Problem ▸
Please set down word for word every line from the one holding "Parse this screenshot: output" to the end of the data below, both included.

(Records from a collection)
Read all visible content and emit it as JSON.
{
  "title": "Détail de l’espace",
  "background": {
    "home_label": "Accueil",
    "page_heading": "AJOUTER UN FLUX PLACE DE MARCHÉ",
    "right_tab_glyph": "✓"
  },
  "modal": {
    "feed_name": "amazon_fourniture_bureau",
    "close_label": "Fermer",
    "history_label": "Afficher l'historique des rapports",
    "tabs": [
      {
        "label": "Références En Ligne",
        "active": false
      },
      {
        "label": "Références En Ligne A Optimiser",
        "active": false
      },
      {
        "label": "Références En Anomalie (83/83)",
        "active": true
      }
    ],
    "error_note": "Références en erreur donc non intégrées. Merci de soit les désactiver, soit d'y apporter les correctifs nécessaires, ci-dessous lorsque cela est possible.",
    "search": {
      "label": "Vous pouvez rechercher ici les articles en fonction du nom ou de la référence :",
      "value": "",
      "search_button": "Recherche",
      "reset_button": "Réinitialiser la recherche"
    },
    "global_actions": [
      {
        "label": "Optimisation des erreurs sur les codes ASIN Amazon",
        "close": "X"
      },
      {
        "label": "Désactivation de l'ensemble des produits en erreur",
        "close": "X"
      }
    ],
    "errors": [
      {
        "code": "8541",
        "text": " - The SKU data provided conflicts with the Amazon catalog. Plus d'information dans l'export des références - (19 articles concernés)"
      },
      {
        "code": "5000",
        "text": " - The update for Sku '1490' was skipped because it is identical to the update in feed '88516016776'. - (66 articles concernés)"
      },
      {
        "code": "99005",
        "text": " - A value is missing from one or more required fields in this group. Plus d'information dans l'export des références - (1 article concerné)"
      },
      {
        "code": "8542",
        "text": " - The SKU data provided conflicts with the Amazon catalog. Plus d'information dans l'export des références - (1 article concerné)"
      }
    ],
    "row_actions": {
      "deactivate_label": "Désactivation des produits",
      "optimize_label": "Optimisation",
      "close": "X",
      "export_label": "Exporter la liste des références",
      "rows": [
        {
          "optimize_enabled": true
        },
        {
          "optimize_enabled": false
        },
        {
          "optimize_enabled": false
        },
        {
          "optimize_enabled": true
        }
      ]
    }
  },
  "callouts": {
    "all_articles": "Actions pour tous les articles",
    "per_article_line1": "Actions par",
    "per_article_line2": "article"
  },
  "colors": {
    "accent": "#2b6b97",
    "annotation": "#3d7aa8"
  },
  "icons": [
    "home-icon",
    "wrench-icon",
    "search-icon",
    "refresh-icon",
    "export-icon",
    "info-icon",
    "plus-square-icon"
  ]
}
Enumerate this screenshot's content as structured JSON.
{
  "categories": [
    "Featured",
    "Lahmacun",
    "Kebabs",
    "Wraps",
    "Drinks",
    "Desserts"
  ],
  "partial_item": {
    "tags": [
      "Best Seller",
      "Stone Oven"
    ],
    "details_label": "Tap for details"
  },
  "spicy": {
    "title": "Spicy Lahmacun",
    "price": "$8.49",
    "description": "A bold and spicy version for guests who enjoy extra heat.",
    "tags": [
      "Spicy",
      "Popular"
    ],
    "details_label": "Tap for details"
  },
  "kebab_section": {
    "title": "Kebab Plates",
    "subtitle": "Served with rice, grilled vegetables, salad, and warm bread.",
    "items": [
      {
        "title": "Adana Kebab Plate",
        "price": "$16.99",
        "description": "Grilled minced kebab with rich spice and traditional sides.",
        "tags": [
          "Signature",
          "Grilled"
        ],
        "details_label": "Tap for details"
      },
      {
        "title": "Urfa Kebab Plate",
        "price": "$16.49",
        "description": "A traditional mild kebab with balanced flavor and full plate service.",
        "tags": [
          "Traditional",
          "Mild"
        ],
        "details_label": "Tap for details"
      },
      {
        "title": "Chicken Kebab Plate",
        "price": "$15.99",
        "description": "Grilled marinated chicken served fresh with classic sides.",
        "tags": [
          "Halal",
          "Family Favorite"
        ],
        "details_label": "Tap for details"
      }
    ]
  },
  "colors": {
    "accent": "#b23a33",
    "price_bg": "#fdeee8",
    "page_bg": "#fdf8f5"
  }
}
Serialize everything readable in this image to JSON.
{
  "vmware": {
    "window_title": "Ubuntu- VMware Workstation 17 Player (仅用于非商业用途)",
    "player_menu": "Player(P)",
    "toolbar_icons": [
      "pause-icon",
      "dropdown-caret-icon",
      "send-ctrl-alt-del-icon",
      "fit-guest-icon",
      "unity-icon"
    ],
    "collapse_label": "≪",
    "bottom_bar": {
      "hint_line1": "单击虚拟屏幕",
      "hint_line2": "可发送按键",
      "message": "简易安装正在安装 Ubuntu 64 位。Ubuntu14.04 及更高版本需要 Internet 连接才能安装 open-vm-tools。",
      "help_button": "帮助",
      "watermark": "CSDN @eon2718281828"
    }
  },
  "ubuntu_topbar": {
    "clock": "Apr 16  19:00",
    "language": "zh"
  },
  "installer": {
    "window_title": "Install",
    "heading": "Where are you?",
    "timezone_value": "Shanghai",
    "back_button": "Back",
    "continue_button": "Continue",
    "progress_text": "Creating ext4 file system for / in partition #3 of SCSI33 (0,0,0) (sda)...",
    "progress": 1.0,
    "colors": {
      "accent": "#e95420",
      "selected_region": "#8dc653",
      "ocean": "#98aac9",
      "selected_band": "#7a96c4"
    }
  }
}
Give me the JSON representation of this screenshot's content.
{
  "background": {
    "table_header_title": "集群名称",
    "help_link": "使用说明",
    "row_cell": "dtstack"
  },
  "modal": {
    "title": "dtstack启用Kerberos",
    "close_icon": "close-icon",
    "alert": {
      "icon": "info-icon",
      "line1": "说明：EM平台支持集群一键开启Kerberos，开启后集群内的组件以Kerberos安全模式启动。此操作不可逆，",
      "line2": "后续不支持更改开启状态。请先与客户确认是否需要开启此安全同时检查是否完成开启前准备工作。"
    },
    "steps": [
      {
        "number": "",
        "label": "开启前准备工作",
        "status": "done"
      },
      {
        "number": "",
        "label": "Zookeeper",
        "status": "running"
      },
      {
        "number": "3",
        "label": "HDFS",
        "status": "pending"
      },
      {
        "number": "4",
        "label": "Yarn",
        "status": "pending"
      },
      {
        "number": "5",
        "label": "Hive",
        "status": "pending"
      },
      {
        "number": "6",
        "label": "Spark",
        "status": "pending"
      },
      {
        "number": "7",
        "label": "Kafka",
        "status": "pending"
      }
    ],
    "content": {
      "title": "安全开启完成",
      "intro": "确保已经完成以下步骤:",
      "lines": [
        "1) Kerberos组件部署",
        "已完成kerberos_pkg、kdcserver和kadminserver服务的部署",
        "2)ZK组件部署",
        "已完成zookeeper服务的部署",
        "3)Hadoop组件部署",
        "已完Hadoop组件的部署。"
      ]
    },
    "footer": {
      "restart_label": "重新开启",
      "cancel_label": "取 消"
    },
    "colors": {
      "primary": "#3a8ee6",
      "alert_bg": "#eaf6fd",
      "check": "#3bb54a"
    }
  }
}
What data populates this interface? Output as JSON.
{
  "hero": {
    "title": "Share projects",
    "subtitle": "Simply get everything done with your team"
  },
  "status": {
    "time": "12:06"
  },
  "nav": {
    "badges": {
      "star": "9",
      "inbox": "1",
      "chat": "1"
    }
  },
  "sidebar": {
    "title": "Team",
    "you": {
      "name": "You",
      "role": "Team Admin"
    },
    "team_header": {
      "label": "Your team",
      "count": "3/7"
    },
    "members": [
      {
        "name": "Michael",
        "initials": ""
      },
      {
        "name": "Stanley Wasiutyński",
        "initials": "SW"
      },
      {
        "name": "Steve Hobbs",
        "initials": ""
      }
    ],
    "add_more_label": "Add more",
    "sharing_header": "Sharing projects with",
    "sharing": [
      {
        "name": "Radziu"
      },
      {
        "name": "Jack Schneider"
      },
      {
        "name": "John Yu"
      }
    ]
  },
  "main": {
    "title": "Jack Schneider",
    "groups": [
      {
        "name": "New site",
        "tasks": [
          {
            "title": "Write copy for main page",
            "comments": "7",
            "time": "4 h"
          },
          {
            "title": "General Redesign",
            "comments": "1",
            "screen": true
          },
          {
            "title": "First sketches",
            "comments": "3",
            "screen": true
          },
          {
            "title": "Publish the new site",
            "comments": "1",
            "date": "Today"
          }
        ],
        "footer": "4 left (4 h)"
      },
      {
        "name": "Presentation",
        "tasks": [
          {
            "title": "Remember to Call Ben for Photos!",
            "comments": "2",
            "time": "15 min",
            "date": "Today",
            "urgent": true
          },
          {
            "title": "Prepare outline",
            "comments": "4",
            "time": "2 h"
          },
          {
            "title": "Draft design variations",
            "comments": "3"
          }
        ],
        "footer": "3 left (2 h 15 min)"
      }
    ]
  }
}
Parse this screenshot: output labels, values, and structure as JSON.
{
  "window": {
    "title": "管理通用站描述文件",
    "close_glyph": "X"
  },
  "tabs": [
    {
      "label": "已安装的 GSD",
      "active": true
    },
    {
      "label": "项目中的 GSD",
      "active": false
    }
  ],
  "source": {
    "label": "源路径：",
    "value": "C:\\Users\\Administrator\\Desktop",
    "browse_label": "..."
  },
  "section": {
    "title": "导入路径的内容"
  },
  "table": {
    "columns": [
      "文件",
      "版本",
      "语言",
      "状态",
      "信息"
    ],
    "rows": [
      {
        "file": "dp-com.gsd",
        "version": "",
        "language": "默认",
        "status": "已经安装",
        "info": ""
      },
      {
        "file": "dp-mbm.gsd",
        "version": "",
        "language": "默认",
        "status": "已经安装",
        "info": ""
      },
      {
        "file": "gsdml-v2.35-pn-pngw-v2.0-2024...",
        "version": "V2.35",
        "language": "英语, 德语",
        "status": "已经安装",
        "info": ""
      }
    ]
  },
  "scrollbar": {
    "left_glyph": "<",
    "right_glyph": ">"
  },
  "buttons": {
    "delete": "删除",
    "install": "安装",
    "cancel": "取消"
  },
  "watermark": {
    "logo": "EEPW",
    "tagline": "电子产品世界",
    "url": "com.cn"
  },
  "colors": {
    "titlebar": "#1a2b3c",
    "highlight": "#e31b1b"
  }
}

Exercise result ▸
Parse this screenshot: output labels, values, and structure as JSON.
{
  "window": {
    "title": "管理通用站描述文件",
    "close_glyph": "X"
  },
  "tabs": [
    {
      "label": "已安装的 GSD",
      "active": true
    },
    {
      "label": "项目中的 GSD",
      "active": false
    }
  ],
  "source": {
    "label": "源路径：",
    "value": "C:\\Users\\Administrator\\Desktop",
    "browse_label": "..."
  },
  "section": {
    "title": "导入路径的内容"
  },
  "table": {
    "columns": [
      "文件",
      "版本",
      "语言",
      "状态",
      "信息"
    ],
    "rows": [
      {
        "file": "dp-com.gsd",
        "version": "",
        "language": "默认",
        "status": "已经安装",
        "info": ""
      },
      {
        "file": "dp-mbm.gsd",
        "version": "",
        "language": "默认",
        "status": "已经安装",
        "info": ""
      },
      {
        "file": "gsdml-v2.35-pn-pngw-v2.0-2024...",
        "version": "V2.35",
        "language": "英语, 德语",
        "status": "已经安装",
        "info": ""
      }
    ]
  },
  "scrollbar": {
    "left_glyph": "<",
    "right_glyph": ">"
  },
  "buttons": {
    "delete": "删除",
    "install": "安装",
    "cancel": "取消"
  },
  "watermark": {
    "logo": "EEPW",
    "tagline": "电子产品世界",
    "url": "com.cn"
  },
  "colors": {
    "titlebar": "#1a2b3c",
    "highlight": "#e31b1b"
  }
}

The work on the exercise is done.